"It is one of assiduous prayer, silence, solitude and penance. It’s an ascetic endeavor," she said. "I try to live in the utmost simplicity — the idea of poverty of heart, pureness of life. It means a simplicity of living, to gaze toward God so pure that he can commune with the soul. Nothing is loved like God is loved.
"I’m here alone, but everyone is with me because of my prayers. No one prays alone," she added.
She knows it won’t be an easy life to live.
"I lived a greater life of solitude and silence when I was married than after he passed away," she said of Len. "Then I became so exposed. Nobody had really seen me. Some saw me for the first time at the funeral.
"Now it’s not as complete with solitude. It’s more of a battle," she said.
She does leave her hermitage when necessary, although she relies on a close friend for many necessities. She prefers attending a Latin Mass in Maple Hill, 50 miles to the east, but that also forces her to cut short the time she spends in prayer. Other times she will go to Mass at nearby St. Patrick’s in Ogden because there are fewer people in attendance than her home parish of Seven Dolors in Manhattan.
Although she owns the home that she and Len shared, her income is meager. She accepts small donations and gifts of food or labor.
"I haven’t gone hungry," she said.
She supplements her income by making and selling rosaries via the Internet.
"A hermit with a Web site and e-mail. That’s very strange," she said, laughing. But, adhering to that tenet of simplicity, she has dial-up Internet service, not broadband.
And not unlike St. Benedict, she has been found by people seeking guidance and counsel.
"Some come to join in prayer, others to speak about their spiritual lives. It become a faith sharing," she said.
But she has strict rules, and people first must find her.
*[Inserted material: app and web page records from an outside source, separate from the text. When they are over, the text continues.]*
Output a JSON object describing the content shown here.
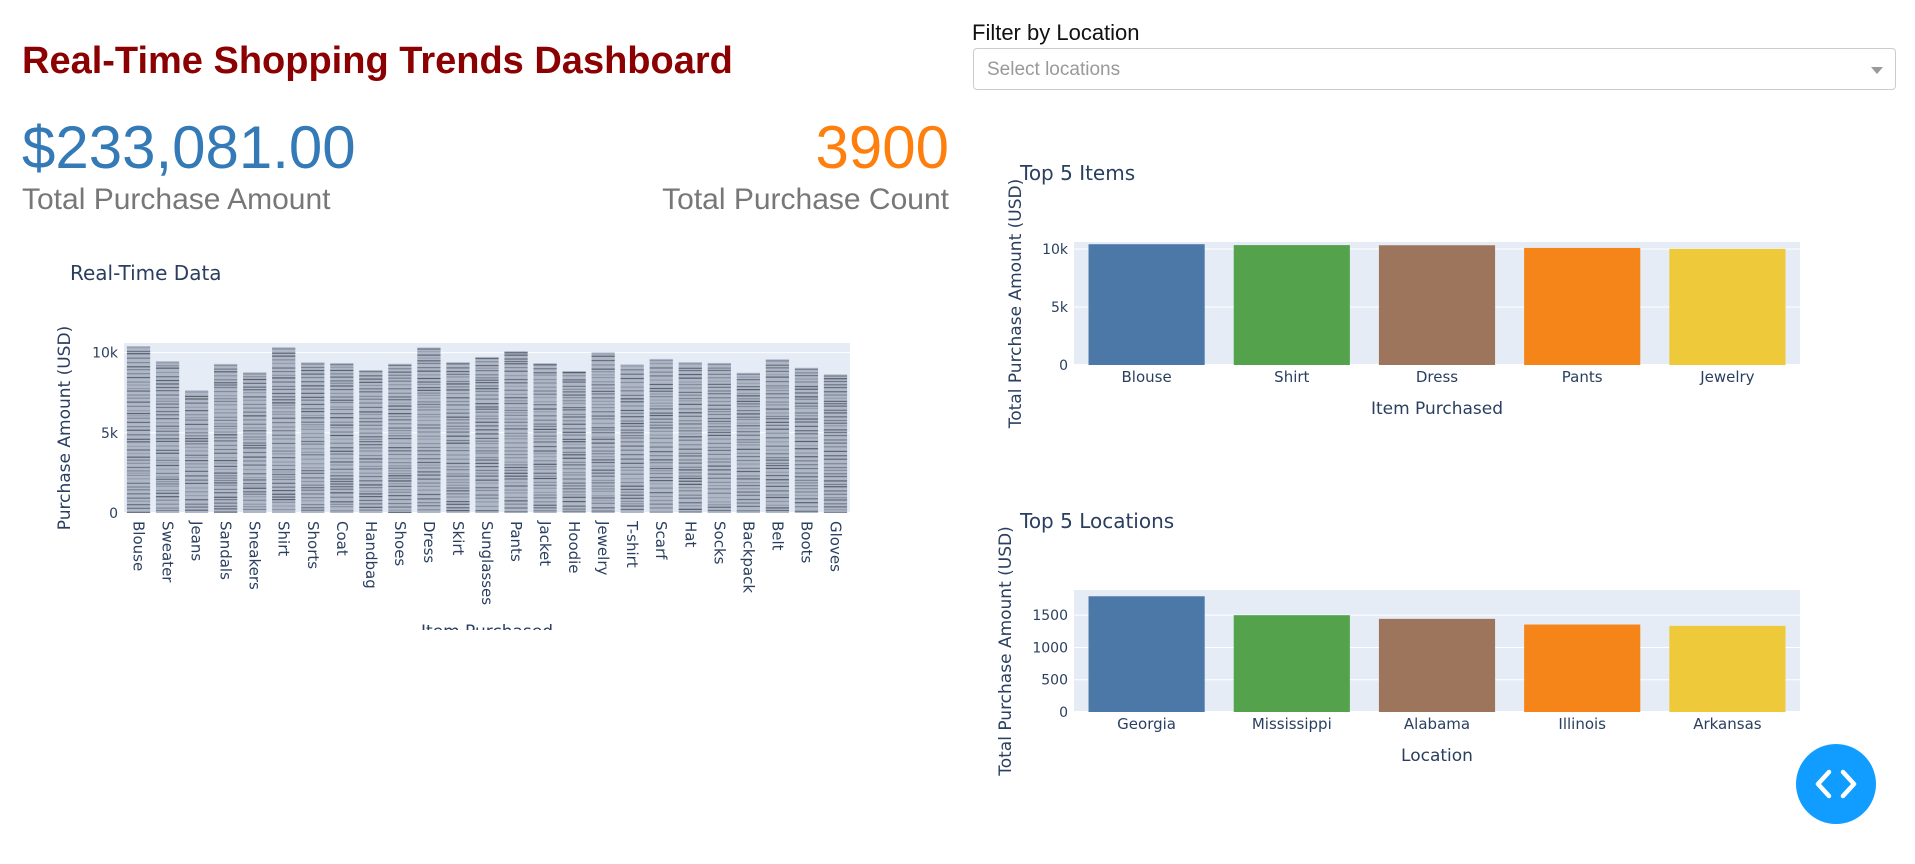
{
  "header": {
    "title": "Real-Time Shopping Trends Dashboard"
  },
  "kpis": {
    "total_amount_value": "$233,081.00",
    "total_amount_label": "Total Purchase Amount",
    "total_count_value": "3900",
    "total_count_label": "Total Purchase Count",
    "amount_color": "#337ab7",
    "count_color": "#ff7f0e"
  },
  "filter": {
    "label": "Filter by Location",
    "placeholder": "Select locations"
  },
  "fab": {
    "icon": "code-icon",
    "color": "#119dff"
  },
  "chart_data": [
    {
      "type": "bar",
      "title": "Real-Time Data",
      "xlabel": "Item Purchased",
      "ylabel": "Purchase Amount (USD)",
      "ylim": [
        0,
        10600
      ],
      "yticks": [
        0,
        5000,
        10000
      ],
      "ytick_labels": [
        "0",
        "5k",
        "10k"
      ],
      "categories": [
        "Blouse",
        "Sweater",
        "Jeans",
        "Sandals",
        "Sneakers",
        "Shirt",
        "Shorts",
        "Coat",
        "Handbag",
        "Shoes",
        "Dress",
        "Skirt",
        "Sunglasses",
        "Pants",
        "Jacket",
        "Hoodie",
        "Jewelry",
        "T-shirt",
        "Scarf",
        "Hat",
        "Socks",
        "Backpack",
        "Belt",
        "Boots",
        "Gloves"
      ],
      "values": [
        10410,
        9464,
        7647,
        9296,
        8771,
        10332,
        9391,
        9349,
        8914,
        9304,
        10320,
        9401,
        9730,
        10090,
        9340,
        8852,
        10010,
        9263,
        9607,
        9402,
        9360,
        8743,
        9583,
        9055,
        8640
      ],
      "color": "#aeb7c6",
      "stripe_color": "#2f3545",
      "grid": true
    },
    {
      "type": "bar",
      "title": "Top 5 Items",
      "xlabel": "Item Purchased",
      "ylabel": "Total Purchase Amount (USD)",
      "ylim": [
        0,
        10600
      ],
      "yticks": [
        0,
        5000,
        10000
      ],
      "ytick_labels": [
        "0",
        "5k",
        "10k"
      ],
      "categories": [
        "Blouse",
        "Shirt",
        "Dress",
        "Pants",
        "Jewelry"
      ],
      "values": [
        10410,
        10332,
        10320,
        10090,
        10010
      ],
      "colors": [
        "#4c78a8",
        "#54a24b",
        "#9d755d",
        "#f58518",
        "#eeca3b"
      ],
      "grid": true
    },
    {
      "type": "bar",
      "title": "Top 5 Locations",
      "xlabel": "Location",
      "ylabel": "Total Purchase Amount (USD)",
      "ylim": [
        0,
        1890
      ],
      "yticks": [
        0,
        500,
        1000,
        1500
      ],
      "ytick_labels": [
        "0",
        "500",
        "1000",
        "1500"
      ],
      "categories": [
        "Georgia",
        "Mississippi",
        "Alabama",
        "Illinois",
        "Arkansas"
      ],
      "values": [
        1793,
        1500,
        1443,
        1355,
        1335
      ],
      "colors": [
        "#4c78a8",
        "#54a24b",
        "#9d755d",
        "#f58518",
        "#eeca3b"
      ],
      "grid": true
    }
  ]
}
"People have to look for me really hard, and those are the only ones I’d permit to come. There’s really nothing out there that says where I am," she said.
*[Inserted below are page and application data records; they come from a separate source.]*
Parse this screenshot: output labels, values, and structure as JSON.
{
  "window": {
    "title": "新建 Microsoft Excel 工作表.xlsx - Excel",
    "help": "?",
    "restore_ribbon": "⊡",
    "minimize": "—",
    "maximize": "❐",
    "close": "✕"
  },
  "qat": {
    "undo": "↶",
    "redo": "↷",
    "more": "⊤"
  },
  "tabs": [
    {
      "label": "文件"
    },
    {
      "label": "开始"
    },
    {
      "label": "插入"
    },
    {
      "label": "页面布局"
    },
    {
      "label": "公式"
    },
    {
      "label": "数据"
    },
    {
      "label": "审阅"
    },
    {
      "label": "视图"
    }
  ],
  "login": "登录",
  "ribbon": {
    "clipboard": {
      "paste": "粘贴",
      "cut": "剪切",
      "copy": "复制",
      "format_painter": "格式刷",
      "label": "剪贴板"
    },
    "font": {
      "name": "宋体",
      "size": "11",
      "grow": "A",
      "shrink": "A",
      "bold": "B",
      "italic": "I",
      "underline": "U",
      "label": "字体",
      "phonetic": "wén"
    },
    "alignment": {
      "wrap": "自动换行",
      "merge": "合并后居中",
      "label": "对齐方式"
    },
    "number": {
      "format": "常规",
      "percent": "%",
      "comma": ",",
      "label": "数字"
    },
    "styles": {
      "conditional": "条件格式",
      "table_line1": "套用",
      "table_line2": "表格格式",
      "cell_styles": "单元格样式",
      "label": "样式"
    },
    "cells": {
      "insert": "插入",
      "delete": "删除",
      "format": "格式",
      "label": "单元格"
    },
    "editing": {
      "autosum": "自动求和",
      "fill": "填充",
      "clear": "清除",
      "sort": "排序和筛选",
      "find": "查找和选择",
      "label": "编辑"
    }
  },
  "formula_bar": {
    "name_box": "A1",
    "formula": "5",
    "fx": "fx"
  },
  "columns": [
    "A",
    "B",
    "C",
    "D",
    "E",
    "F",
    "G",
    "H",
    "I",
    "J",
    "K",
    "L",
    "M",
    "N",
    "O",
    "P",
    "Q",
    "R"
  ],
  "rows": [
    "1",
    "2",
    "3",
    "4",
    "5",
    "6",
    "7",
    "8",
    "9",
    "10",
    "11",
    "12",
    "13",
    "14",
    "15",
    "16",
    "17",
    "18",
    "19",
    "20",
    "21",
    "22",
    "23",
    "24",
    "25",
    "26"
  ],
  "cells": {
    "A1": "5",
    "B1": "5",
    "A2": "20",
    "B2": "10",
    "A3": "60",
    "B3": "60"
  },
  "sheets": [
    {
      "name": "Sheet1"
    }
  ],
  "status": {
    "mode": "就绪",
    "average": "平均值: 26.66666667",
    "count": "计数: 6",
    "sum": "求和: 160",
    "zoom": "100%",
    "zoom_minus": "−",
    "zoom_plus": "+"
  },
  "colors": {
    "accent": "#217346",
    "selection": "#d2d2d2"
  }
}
They must make an appointment, and no more than two people may visit at a time.
"Most are not Catholic, but they have deep spiritual lives," she said. "There is some counsel. They really are seeking God: ‘What do I do? What does it mean?’ If the Holy Spirit enlightens me, I say something," she said. If not, she prays with them.
She is not looking to attract disciples, however.
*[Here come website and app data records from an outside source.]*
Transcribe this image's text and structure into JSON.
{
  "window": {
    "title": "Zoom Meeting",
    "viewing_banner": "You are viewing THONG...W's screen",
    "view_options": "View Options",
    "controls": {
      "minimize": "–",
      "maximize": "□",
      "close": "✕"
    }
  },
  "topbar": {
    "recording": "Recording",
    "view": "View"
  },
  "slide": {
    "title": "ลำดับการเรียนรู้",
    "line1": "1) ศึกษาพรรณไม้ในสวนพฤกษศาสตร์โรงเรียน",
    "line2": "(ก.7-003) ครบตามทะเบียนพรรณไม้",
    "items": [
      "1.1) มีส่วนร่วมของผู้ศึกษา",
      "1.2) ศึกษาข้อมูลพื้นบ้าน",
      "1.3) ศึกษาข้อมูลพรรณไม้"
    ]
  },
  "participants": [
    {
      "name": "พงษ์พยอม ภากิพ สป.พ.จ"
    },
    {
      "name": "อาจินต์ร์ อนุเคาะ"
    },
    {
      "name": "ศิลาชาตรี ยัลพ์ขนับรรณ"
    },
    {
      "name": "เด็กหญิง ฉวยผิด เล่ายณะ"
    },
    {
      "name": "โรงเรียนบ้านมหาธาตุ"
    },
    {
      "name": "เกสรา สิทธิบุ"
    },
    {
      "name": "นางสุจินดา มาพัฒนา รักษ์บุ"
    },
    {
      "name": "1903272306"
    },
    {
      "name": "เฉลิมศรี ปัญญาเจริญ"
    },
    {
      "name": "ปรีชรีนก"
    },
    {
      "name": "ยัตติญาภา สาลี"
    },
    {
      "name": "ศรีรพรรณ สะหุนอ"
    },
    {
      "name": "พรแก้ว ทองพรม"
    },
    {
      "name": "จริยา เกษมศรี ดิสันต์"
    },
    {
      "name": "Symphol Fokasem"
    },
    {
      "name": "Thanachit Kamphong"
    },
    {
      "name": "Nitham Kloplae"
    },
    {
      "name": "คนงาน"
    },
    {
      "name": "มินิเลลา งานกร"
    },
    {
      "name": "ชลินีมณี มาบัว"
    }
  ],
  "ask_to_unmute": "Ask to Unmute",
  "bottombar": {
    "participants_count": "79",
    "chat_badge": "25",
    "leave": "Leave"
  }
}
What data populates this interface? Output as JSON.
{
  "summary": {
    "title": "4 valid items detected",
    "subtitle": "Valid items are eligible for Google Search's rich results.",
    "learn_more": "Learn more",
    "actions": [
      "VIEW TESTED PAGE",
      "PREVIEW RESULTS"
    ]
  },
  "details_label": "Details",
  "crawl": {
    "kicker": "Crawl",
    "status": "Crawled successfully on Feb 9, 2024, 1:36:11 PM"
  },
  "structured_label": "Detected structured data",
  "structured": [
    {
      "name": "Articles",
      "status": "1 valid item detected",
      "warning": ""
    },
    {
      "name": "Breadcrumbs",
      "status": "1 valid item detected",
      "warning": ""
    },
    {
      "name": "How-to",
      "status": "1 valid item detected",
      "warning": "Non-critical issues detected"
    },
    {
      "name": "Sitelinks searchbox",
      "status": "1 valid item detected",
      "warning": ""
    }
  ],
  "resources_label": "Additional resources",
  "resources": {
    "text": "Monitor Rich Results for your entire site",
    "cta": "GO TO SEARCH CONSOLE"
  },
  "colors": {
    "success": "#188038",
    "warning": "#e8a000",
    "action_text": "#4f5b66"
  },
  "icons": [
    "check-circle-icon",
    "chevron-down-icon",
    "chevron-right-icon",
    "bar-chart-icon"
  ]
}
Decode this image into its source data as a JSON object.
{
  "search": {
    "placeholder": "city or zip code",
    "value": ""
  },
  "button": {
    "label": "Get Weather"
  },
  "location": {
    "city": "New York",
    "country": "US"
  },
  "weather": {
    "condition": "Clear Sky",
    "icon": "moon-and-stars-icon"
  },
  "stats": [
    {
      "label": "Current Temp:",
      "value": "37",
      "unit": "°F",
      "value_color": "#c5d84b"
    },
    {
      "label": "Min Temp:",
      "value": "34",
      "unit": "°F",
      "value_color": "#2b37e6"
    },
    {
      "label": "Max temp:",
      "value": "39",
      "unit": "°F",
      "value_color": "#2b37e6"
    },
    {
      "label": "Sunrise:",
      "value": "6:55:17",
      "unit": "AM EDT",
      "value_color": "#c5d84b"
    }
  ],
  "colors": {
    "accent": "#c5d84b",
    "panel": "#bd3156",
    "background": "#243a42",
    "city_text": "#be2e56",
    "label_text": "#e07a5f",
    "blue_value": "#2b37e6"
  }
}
"If more people came, it would disrupt my silence of solitude. But it also is charity," she said. "I will not turn them away.
Her advice to people when asked?
"Go to Confession," she said, and focus on what Jesus taught was the greatest and first commandment — "You shall love the Lord, your God, with all your heart, with all your soul, and with all your mind."
"There’s so much attention to the second commandment: ‘You shall love your neighbor as yourself.’ But the first commandment, that’s what this is," she said of her eremitic life. "You can’t separate the two. If you don’t have the first, the second is rote practice. The first makes the second. That’s what our Lord intended it to be, to become God’s love for us all."
Bishop Coakley sees Sister Kathryn’s life as a gift to the faithful.
"A hermit’s hidden life is a silent witness to the invisible presence and power of God’s grace at work in our midst. Our society highly values human activity and measures success by the results of our efforts. This vocation reminds us of the primacy of grace and the importance of silence in our busy lives," he said.
"Sister Kathryn’s consecrated life is a gift for the whole Church and to our diocese in particular. I am grateful for her generous response to God’s invitation to seek him in solitude and silence while devoting herself to prayer and the chanting of God’s praises," the bishop added.
Now that she has professed her vows, Sister Kathryn says her new life begins in earnest, with her bishop as her superior and her plan of life as her guide.
"Now I have to live it," she said.
Samples of Sister Kathryn’s rosaries can be seen on her Web site, www.wayofroses.com.
Printed with permission from the Diocese of Salina, Kansas.